No. 51, Crescent Farm

        Svoboda quilt webAddress:

Crescent Farm, 4688 State Route 45, Rome Township

John and Mary Ellen Svoboda with their Follow the Drinking Gourd barn quilt.
John and Mary Ellen Svoboda with their Follow the Drinking Gourd barn quilt.

Directions:

South on Route 45 off the Austinburg, Interstate 90, interchange. Go through Rock Creek village and look for farm just south of the Consignment Store (in a former dairy barn).

Pattern:

Follow the Drinking Gourd.

The Drinking Gourd was a reference to the Big Dipper constellation that fugitive slaves were told to follow north.

“The Anti-Slavery Harp, compiled by William H. Brown, Boston, 1848, published the song “Follow the Drinking Gourd”:

When the sun comes back
and the first quail calls
follow the drinking gourd
for the old man is waiting
for to carry you to freedom
if you follow the drinking gourd.

Follow the drinking gourd
follow the drinking gourd
for the old man is waiting
for to carry you to freedom
if you follow the drinking gourd.

The river bank will make a very good road
the dead trees should show you the way
left foot, peg foot travelling on
Follow the drinking gourd.

The river ends between two hills
follow the drinking gourd.
There’s another river on the other side
Follow the drinking gourd.

When the great big river meets the little river,
follow the drinking gourd
for the old man is waiting
for to carry you to freedom
if you follow the drinking gourd.

What is the meaning of the symbolism in this song?

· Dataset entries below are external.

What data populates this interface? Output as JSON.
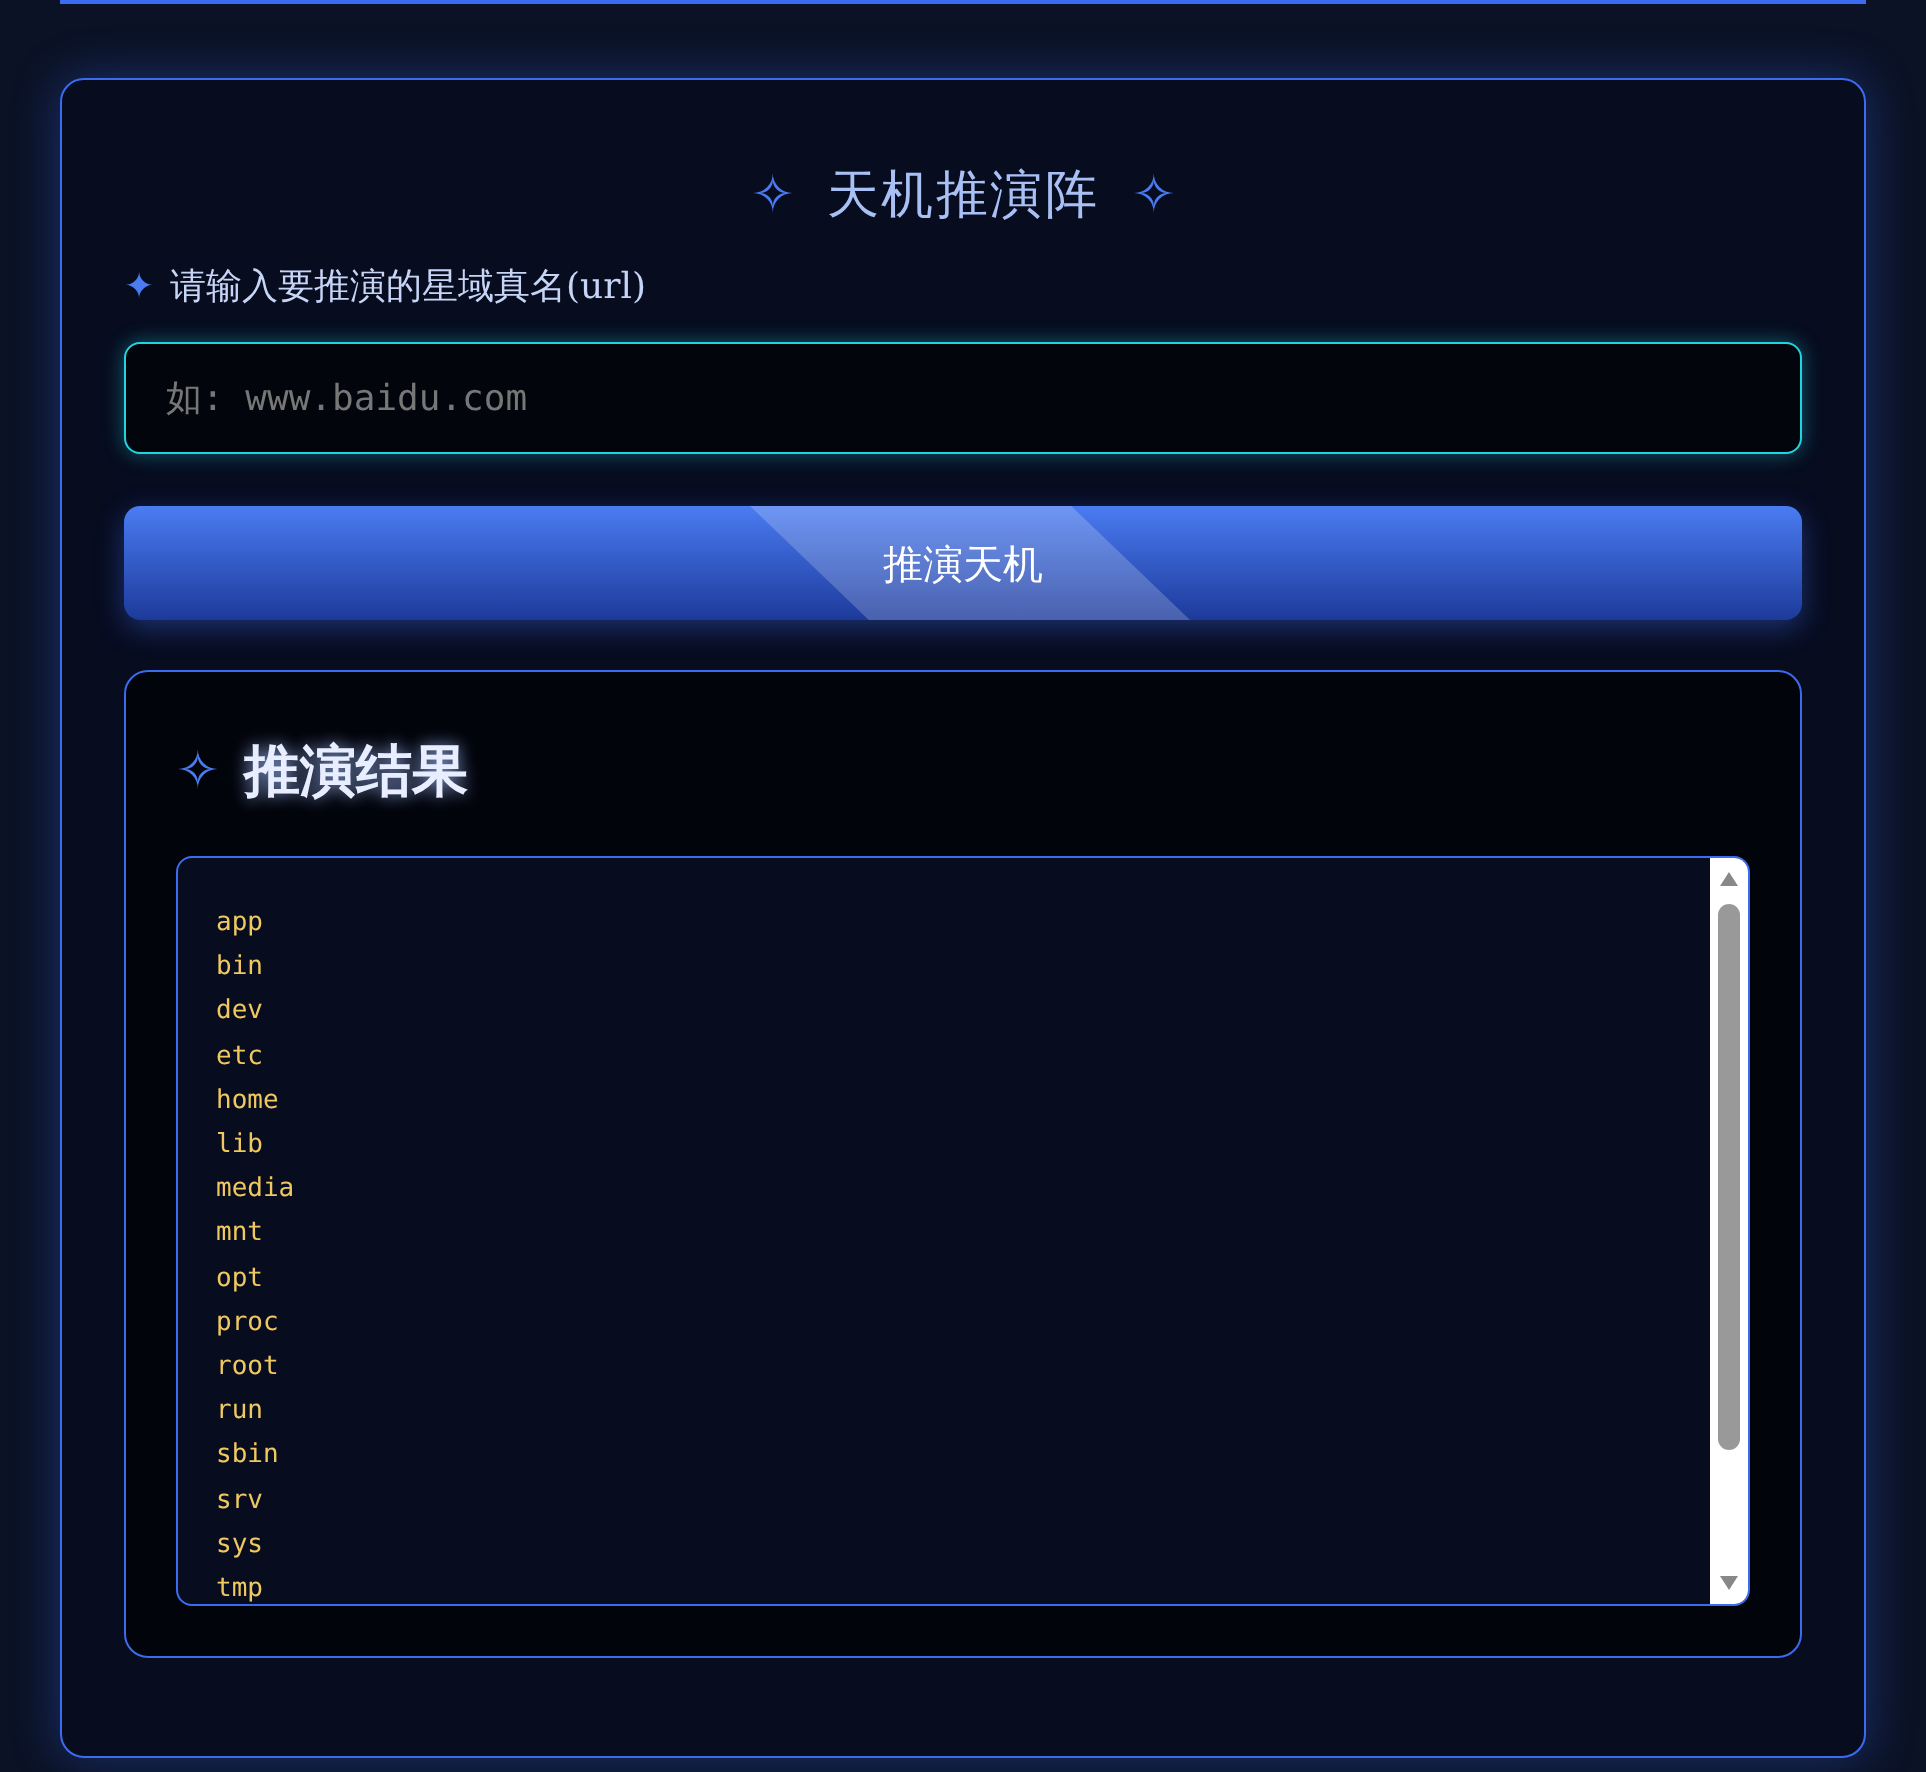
{
  "title": {
    "icon_left": "✧",
    "text": "天机推演阵",
    "icon_right": "✧"
  },
  "input": {
    "label_icon": "✦",
    "label": "请输入要推演的星域真名(url)",
    "placeholder": "如: www.baidu.com"
  },
  "button": {
    "label": "推演天机"
  },
  "results": {
    "icon": "✧",
    "heading": "推演结果",
    "lines": [
      "app",
      "bin",
      "dev",
      "etc",
      "home",
      "lib",
      "media",
      "mnt",
      "opt",
      "proc",
      "root",
      "run",
      "sbin",
      "srv",
      "sys",
      "tmp"
    ]
  }
}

Here’s one interpretation:

“When the sun comes back” means winter and spring.

When the altitude of the sun at noon is higher each day.

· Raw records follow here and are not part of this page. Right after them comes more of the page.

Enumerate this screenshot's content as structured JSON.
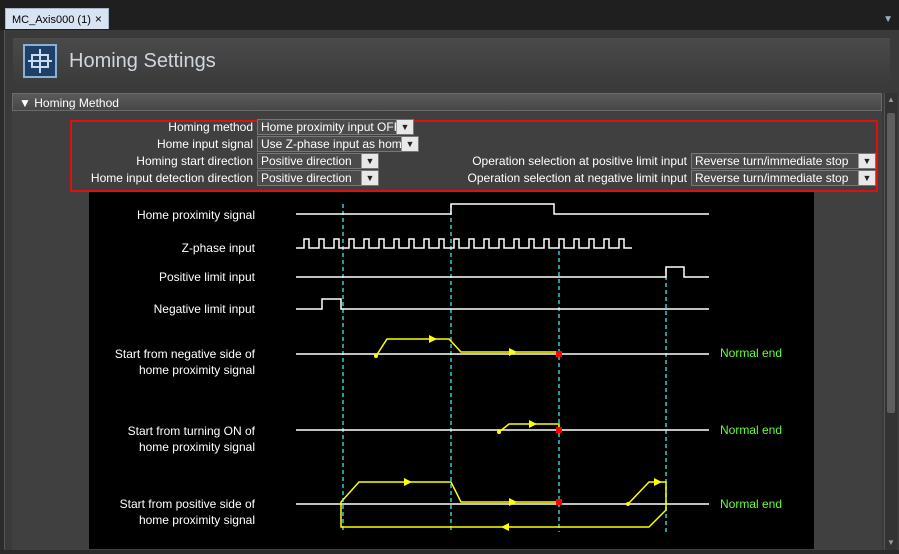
{
  "tab": {
    "label": "MC_Axis000 (1)",
    "close_glyph": "×"
  },
  "header": {
    "title": "Homing Settings",
    "icon": "homing-crosshair-icon"
  },
  "section": {
    "title": "Homing Method",
    "expand_glyph": "▼"
  },
  "settings": {
    "homing_method": {
      "label": "Homing method",
      "value": "Home proximity input OFF"
    },
    "home_input_signal": {
      "label": "Home input signal",
      "value": "Use Z-phase input as home"
    },
    "homing_start_direction": {
      "label": "Homing start direction",
      "value": "Positive direction"
    },
    "home_input_detection_direction": {
      "label": "Home input detection direction",
      "value": "Positive direction"
    },
    "positive_limit_operation": {
      "label": "Operation selection at positive limit input",
      "value": "Reverse turn/immediate stop"
    },
    "negative_limit_operation": {
      "label": "Operation selection at negative limit input",
      "value": "Reverse turn/immediate stop"
    }
  },
  "diagram": {
    "signals": {
      "home_proximity": "Home proximity signal",
      "z_phase": "Z-phase input",
      "positive_limit": "Positive limit input",
      "negative_limit": "Negative limit input"
    },
    "cases": [
      {
        "line1": "Start from negative side of",
        "line2": "home proximity signal",
        "result": "Normal end"
      },
      {
        "line1": "Start from turning ON of",
        "line2": "home proximity signal",
        "result": "Normal end"
      },
      {
        "line1": "Start from positive side of",
        "line2": "home proximity signal",
        "result": "Normal end"
      }
    ],
    "colors": {
      "signal": "#ffffff",
      "path": "#ffff00",
      "guide": "#33cccc",
      "stop": "#ff0000",
      "normal_end": "#66ff33"
    }
  }
}
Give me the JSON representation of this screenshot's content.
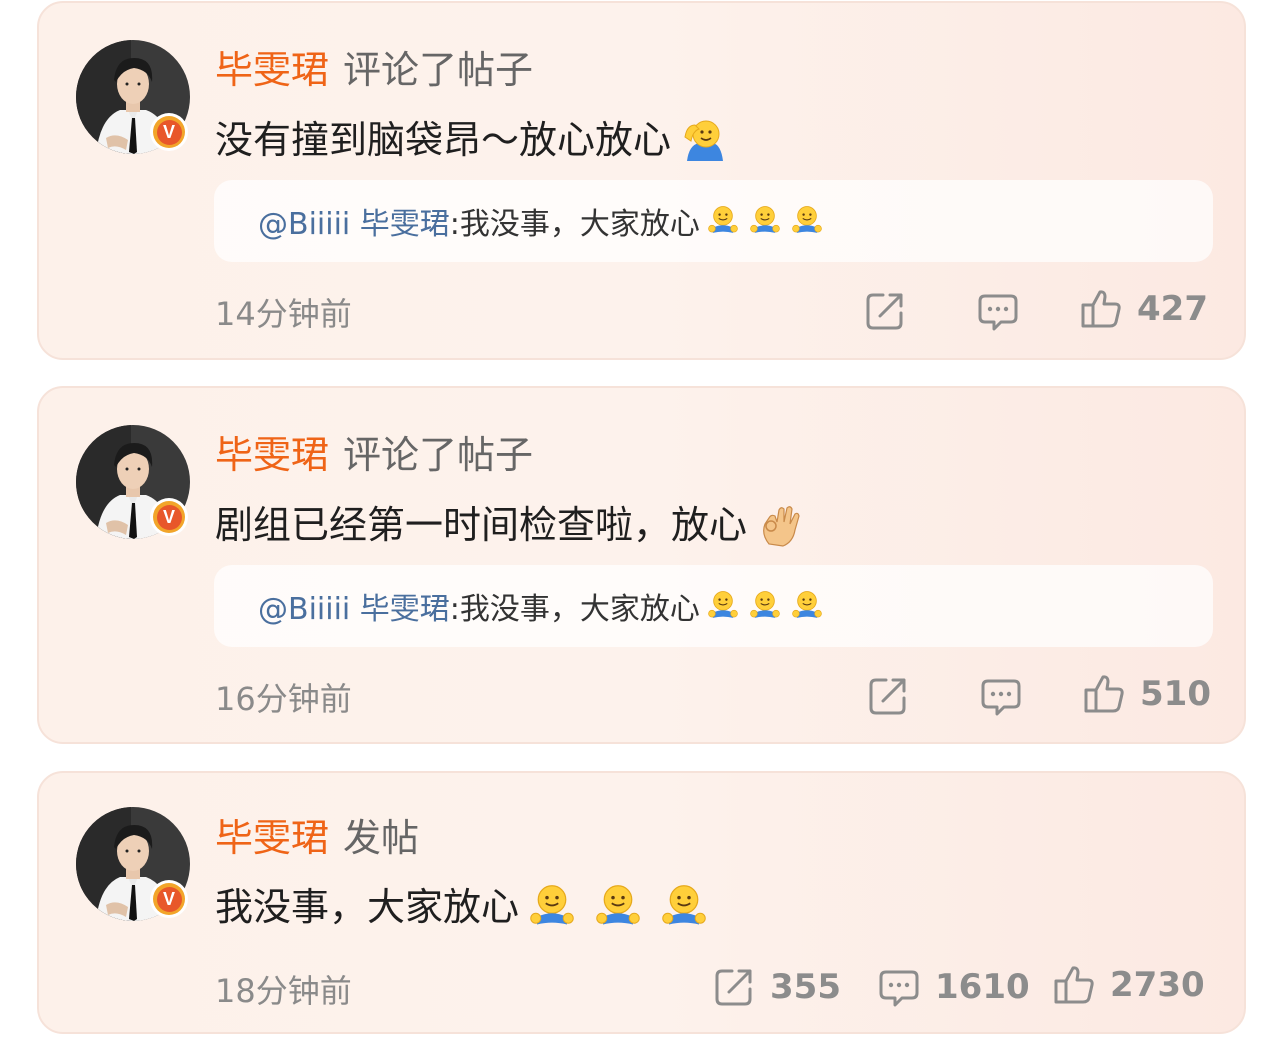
{
  "posts": [
    {
      "username": "毕雯珺",
      "action": "评论了帖子",
      "text": "没有撞到脑袋昂～放心放心",
      "emoji": "salute-emoji",
      "quote": {
        "author": "@Biiiii 毕雯珺",
        "text": ":我没事，大家放心"
      },
      "time": "14分钟前",
      "likes": "427"
    },
    {
      "username": "毕雯珺",
      "action": "评论了帖子",
      "text": "剧组已经第一时间检查啦，放心",
      "emoji": "ok-hand-emoji",
      "quote": {
        "author": "@Biiiii 毕雯珺",
        "text": ":我没事，大家放心"
      },
      "time": "16分钟前",
      "likes": "510"
    },
    {
      "username": "毕雯珺",
      "action": "发帖",
      "text": "我没事，大家放心",
      "emoji": "hug-emoji",
      "time": "18分钟前",
      "shares": "355",
      "comments": "1610",
      "likes": "2730"
    }
  ],
  "badge": {
    "label": "V"
  },
  "colors": {
    "username": "#ef6417",
    "quote_author": "#4a6f9e",
    "badge": "#e8572a"
  }
}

Quail are migratory birds that winter in the South.

The drinking gourd refers to the Big Dipper, and points toward the north star.

The old man is Peg Leg Joe, a sailor who allegedly taught this song to slaves, pretending to be a carpenter at a targeted plantation, after which many slaves would disappear.

Since it took most slaves a year to travel to the Ohio River, the song urged them to start their trip in winter, in order to be at the Ohio River the next winter.

Slaves were taught to follow the bank of the Tombigbee River, north, looking for dead trees that were marked with drawings of a left foot and a peg leg. This helped distinguish the Tombigbee from other north-south rives that flow into it.

When they reached the headwaters of the Tombigbee, they were to continue north over the hills until they met another river, the Tennessee.

They were to follow the Tennesse until it joined a third river, the Ohio. On the north bank of the Ohio, they would meet a guide from the Underground Railroad.

Owners:

John and Mary Ellen Svoboda

John Svoboda and Heather Kovacic of Austinburg, the quilts' artists.
John Svoboda and Heather Kovacic of Austinburg, the quilts’ artists.

Artists:

John Svoboda and Heather Kovacic, a friend of the family ( painted interior portion)

About the quilt:

Designed by John Svoboda, the quilt combines traditional quilting patterns with a painting of the barn under a starry sky. The drinking gourd, or Milky Way, is seen prominently in the sky.

This constellation was the star map to freedom for slaves escaping on the Underground Railroad. Route 45, formerly a turnpike, was used by the Underground Railroad station owners as a thoroughfare over which to move the fugitives. While there is no documentation that the Crescent Farm was a stop on the UGGR, a house and barn farther north were associated with the clandestine effort.

Crescent todayAbout the barn:

Built in 1899 by H.H. Schoville, this 34-by-54 foot dairy barn replaced an earlier barn that burned. The barn has post and beam construction and is equipped with 37 stanchions for milking.

Work on the barn began in May 1899 with the footer and stone work. The project continued through that summer. Native beech, oak, walnut and other woods from a forest on the property were used.

Documentation in the possession of John Svoboda notes that the builder used 500 pounds of nails at a cost of $12.50.

The stone work was done by Robert Stevens of North Bloomfield, Trumbull County. L.P. Malsey was the stone mason. Carpenters included “Hayt,” Fred Nantoon and Frank Eastman. The lead carpenters earned $69 each for their work on the barn. For laborers, the rate was $1 a day, which was less than the lead carpenters made. They each worked 96 days.

Schoville paid $15 for 1,000 feet of hemlock and another $52.50 to have the lumber cut into roof shingles.

Schoville purchased Crescent farm from his widowed mother, Mary Hull Schoville, in 1888 and owned it until 1917. John and Mary Ellen purchased the barn and rest of the farm in 1985